Task statement =>
Output all of the data below exactly as given.

· · · ·

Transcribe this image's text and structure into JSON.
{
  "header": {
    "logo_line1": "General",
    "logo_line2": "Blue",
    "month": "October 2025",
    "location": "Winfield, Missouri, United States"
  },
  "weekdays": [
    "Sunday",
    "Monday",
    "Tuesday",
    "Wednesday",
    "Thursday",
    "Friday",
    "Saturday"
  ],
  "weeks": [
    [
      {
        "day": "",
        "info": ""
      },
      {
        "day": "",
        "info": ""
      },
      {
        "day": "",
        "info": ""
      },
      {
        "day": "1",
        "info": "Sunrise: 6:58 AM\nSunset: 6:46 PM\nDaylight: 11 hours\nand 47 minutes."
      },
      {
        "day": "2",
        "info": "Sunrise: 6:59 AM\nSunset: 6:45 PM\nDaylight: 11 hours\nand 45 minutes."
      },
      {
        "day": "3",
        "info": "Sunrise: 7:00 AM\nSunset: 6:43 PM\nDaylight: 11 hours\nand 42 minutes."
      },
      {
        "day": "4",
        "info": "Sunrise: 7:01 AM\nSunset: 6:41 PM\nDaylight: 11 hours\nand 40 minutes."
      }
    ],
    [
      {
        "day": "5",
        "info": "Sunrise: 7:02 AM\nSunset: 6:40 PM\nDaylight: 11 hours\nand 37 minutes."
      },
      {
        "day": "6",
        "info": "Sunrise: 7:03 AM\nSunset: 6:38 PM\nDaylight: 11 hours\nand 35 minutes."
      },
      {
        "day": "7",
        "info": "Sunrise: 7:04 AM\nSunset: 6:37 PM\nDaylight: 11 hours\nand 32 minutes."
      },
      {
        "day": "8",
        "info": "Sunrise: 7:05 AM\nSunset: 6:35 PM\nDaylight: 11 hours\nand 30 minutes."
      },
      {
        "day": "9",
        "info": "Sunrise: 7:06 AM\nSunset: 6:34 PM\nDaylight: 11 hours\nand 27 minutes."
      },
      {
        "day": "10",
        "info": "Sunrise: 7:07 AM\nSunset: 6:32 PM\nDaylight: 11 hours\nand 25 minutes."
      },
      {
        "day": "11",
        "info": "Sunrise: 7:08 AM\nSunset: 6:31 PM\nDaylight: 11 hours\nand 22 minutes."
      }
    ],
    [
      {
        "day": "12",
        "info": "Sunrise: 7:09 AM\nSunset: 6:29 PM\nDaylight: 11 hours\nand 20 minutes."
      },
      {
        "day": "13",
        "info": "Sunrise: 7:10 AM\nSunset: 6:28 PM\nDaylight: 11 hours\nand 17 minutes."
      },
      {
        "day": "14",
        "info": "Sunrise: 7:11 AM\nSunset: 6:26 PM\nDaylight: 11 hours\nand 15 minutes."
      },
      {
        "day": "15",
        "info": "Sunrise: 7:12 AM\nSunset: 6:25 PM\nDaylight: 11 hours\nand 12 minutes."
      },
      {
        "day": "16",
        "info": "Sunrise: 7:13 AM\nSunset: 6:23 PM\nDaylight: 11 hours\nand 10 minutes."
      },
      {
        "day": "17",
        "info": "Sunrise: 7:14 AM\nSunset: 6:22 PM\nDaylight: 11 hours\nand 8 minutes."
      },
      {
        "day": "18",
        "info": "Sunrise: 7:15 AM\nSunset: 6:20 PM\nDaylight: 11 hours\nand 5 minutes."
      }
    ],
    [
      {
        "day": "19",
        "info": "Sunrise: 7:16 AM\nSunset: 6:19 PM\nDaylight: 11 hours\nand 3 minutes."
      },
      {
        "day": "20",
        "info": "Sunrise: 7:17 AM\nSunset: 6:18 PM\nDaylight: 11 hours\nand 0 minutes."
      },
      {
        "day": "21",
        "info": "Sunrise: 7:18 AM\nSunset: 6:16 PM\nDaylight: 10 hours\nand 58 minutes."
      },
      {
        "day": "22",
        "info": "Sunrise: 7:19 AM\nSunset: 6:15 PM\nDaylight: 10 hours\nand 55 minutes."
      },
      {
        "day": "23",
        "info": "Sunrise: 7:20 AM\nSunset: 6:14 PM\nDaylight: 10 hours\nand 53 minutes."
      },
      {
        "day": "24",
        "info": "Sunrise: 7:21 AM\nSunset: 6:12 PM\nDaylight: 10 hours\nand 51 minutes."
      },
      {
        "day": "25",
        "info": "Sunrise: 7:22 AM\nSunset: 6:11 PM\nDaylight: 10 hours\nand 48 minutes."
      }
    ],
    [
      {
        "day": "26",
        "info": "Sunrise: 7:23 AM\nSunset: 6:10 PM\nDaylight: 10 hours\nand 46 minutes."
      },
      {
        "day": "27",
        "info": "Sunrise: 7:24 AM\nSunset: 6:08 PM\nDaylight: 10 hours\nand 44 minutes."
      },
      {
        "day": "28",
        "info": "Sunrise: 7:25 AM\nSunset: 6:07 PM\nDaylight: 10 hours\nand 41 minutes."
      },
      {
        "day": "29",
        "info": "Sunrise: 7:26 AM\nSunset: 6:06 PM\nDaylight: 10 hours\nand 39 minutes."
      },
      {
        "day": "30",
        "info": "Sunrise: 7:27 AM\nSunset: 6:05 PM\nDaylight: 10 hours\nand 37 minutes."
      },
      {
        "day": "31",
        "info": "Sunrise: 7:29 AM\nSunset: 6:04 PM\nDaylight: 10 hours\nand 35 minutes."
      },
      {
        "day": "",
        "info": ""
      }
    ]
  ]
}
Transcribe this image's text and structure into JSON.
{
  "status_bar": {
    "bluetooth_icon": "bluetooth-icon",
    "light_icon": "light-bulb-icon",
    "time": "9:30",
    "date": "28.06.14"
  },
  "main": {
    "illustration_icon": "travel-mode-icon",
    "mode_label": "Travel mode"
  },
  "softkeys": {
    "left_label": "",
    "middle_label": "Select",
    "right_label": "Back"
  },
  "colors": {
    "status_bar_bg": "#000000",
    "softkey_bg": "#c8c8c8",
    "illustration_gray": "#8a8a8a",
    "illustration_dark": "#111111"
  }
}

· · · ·

Task response =>
Transcribe this image's text and structure into JSON.
{
  "header": {
    "logo_line1": "General",
    "logo_line2": "Blue",
    "month": "October 2025",
    "location": "Winfield, Missouri, United States"
  },
  "weekdays": [
    "Sunday",
    "Monday",
    "Tuesday",
    "Wednesday",
    "Thursday",
    "Friday",
    "Saturday"
  ],
  "weeks": [
    [
      {
        "day": "",
        "info": ""
      },
      {
        "day": "",
        "info": ""
      },
      {
        "day": "",
        "info": ""
      },
      {
        "day": "1",
        "info": "Sunrise: 6:58 AM\nSunset: 6:46 PM\nDaylight: 11 hours\nand 47 minutes."
      },
      {
        "day": "2",
        "info": "Sunrise: 6:59 AM\nSunset: 6:45 PM\nDaylight: 11 hours\nand 45 minutes."
      },
      {
        "day": "3",
        "info": "Sunrise: 7:00 AM\nSunset: 6:43 PM\nDaylight: 11 hours\nand 42 minutes."
      },
      {
        "day": "4",
        "info": "Sunrise: 7:01 AM\nSunset: 6:41 PM\nDaylight: 11 hours\nand 40 minutes."
      }
    ],
    [
      {
        "day": "5",
        "info": "Sunrise: 7:02 AM\nSunset: 6:40 PM\nDaylight: 11 hours\nand 37 minutes."
      },
      {
        "day": "6",
        "info": "Sunrise: 7:03 AM\nSunset: 6:38 PM\nDaylight: 11 hours\nand 35 minutes."
      },
      {
        "day": "7",
        "info": "Sunrise: 7:04 AM\nSunset: 6:37 PM\nDaylight: 11 hours\nand 32 minutes."
      },
      {
        "day": "8",
        "info": "Sunrise: 7:05 AM\nSunset: 6:35 PM\nDaylight: 11 hours\nand 30 minutes."
      },
      {
        "day": "9",
        "info": "Sunrise: 7:06 AM\nSunset: 6:34 PM\nDaylight: 11 hours\nand 27 minutes."
      },
      {
        "day": "10",
        "info": "Sunrise: 7:07 AM\nSunset: 6:32 PM\nDaylight: 11 hours\nand 25 minutes."
      },
      {
        "day": "11",
        "info": "Sunrise: 7:08 AM\nSunset: 6:31 PM\nDaylight: 11 hours\nand 22 minutes."
      }
    ],
    [
      {
        "day": "12",
        "info": "Sunrise: 7:09 AM\nSunset: 6:29 PM\nDaylight: 11 hours\nand 20 minutes."
      },
      {
        "day": "13",
        "info": "Sunrise: 7:10 AM\nSunset: 6:28 PM\nDaylight: 11 hours\nand 17 minutes."
      },
      {
        "day": "14",
        "info": "Sunrise: 7:11 AM\nSunset: 6:26 PM\nDaylight: 11 hours\nand 15 minutes."
      },
      {
        "day": "15",
        "info": "Sunrise: 7:12 AM\nSunset: 6:25 PM\nDaylight: 11 hours\nand 12 minutes."
      },
      {
        "day": "16",
        "info": "Sunrise: 7:13 AM\nSunset: 6:23 PM\nDaylight: 11 hours\nand 10 minutes."
      },
      {
        "day": "17",
        "info": "Sunrise: 7:14 AM\nSunset: 6:22 PM\nDaylight: 11 hours\nand 8 minutes."
      },
      {
        "day": "18",
        "info": "Sunrise: 7:15 AM\nSunset: 6:20 PM\nDaylight: 11 hours\nand 5 minutes."
      }
    ],
    [
      {
        "day": "19",
        "info": "Sunrise: 7:16 AM\nSunset: 6:19 PM\nDaylight: 11 hours\nand 3 minutes."
      },
      {
        "day": "20",
        "info": "Sunrise: 7:17 AM\nSunset: 6:18 PM\nDaylight: 11 hours\nand 0 minutes."
      },
      {
        "day": "21",
        "info": "Sunrise: 7:18 AM\nSunset: 6:16 PM\nDaylight: 10 hours\nand 58 minutes."
      },
      {
        "day": "22",
        "info": "Sunrise: 7:19 AM\nSunset: 6:15 PM\nDaylight: 10 hours\nand 55 minutes."
      },
      {
        "day": "23",
        "info": "Sunrise: 7:20 AM\nSunset: 6:14 PM\nDaylight: 10 hours\nand 53 minutes."
      },
      {
        "day": "24",
        "info": "Sunrise: 7:21 AM\nSunset: 6:12 PM\nDaylight: 10 hours\nand 51 minutes."
      },
      {
        "day": "25",
        "info": "Sunrise: 7:22 AM\nSunset: 6:11 PM\nDaylight: 10 hours\nand 48 minutes."
      }
    ],
    [
      {
        "day": "26",
        "info": "Sunrise: 7:23 AM\nSunset: 6:10 PM\nDaylight: 10 hours\nand 46 minutes."
      },
      {
        "day": "27",
        "info": "Sunrise: 7:24 AM\nSunset: 6:08 PM\nDaylight: 10 hours\nand 44 minutes."
      },
      {
        "day": "28",
        "info": "Sunrise: 7:25 AM\nSunset: 6:07 PM\nDaylight: 10 hours\nand 41 minutes."
      },
      {
        "day": "29",
        "info": "Sunrise: 7:26 AM\nSunset: 6:06 PM\nDaylight: 10 hours\nand 39 minutes."
      },
      {
        "day": "30",
        "info": "Sunrise: 7:27 AM\nSunset: 6:05 PM\nDaylight: 10 hours\nand 37 minutes."
      },
      {
        "day": "31",
        "info": "Sunrise: 7:29 AM\nSunset: 6:04 PM\nDaylight: 10 hours\nand 35 minutes."
      },
      {
        "day": "",
        "info": ""
      }
    ]
  ]
}
Transcribe this image's text and structure into JSON.
{
  "status_bar": {
    "bluetooth_icon": "bluetooth-icon",
    "light_icon": "light-bulb-icon",
    "time": "9:30",
    "date": "28.06.14"
  },
  "main": {
    "illustration_icon": "travel-mode-icon",
    "mode_label": "Travel mode"
  },
  "softkeys": {
    "left_label": "",
    "middle_label": "Select",
    "right_label": "Back"
  },
  "colors": {
    "status_bar_bg": "#000000",
    "softkey_bg": "#c8c8c8",
    "illustration_gray": "#8a8a8a",
    "illustration_dark": "#111111"
  }
}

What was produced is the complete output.